[Given records]
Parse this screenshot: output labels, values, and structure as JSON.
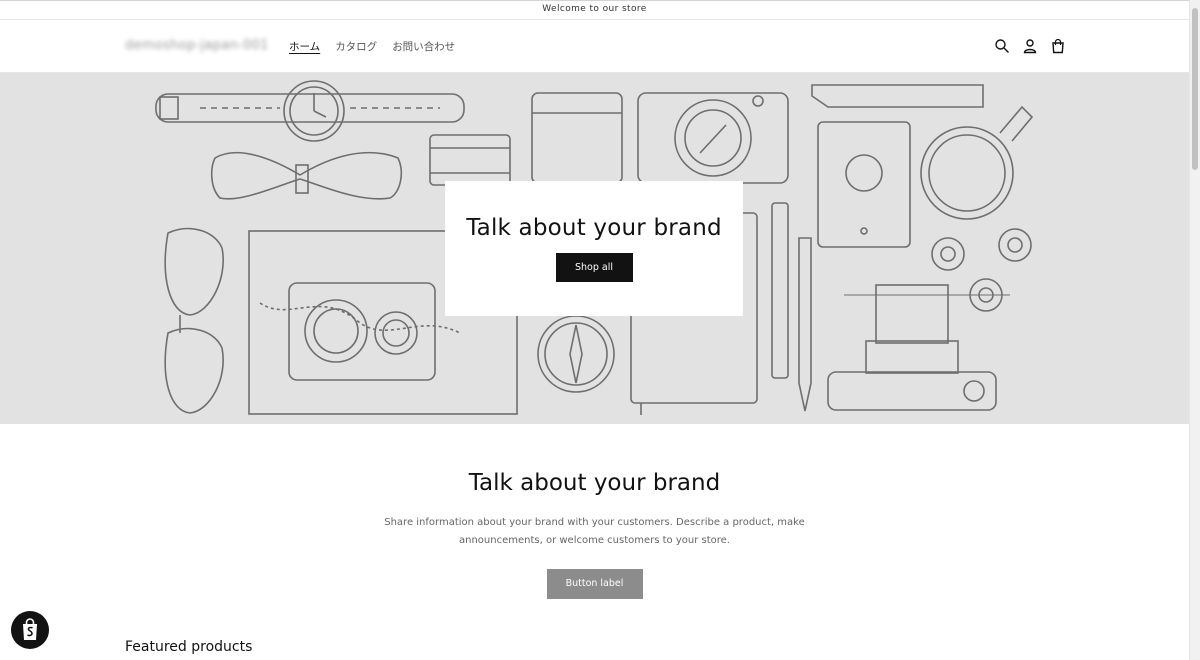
{
  "announcement": "Welcome to our store",
  "header": {
    "logo": "demoshop-japan-001",
    "nav": [
      "ホーム",
      "カタログ",
      "お問い合わせ"
    ],
    "active_nav": "ホーム",
    "icons": [
      "search-icon",
      "account-icon",
      "cart-icon"
    ]
  },
  "hero": {
    "title": "Talk about your brand",
    "button": "Shop all",
    "background_color": "#e2e2e2"
  },
  "brand": {
    "title": "Talk about your brand",
    "text": "Share information about your brand with your customers. Describe a product, make announcements, or welcome customers to your store.",
    "button": "Button label"
  },
  "featured": {
    "title": "Featured products"
  },
  "badge": {
    "icon": "shopify-bag-icon"
  },
  "colors": {
    "primary_button": "#121212",
    "secondary_button": "#8c8c8c",
    "text": "#121212",
    "muted_text": "#666666"
  }
}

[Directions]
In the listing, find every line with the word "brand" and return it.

[Task output]
    "title": "Talk about your brand",
  "brand": {
    "title": "Talk about your brand",
    "text": "Share information about your brand with your customers. Describe a product, make announcements, or welcome customers to your store.",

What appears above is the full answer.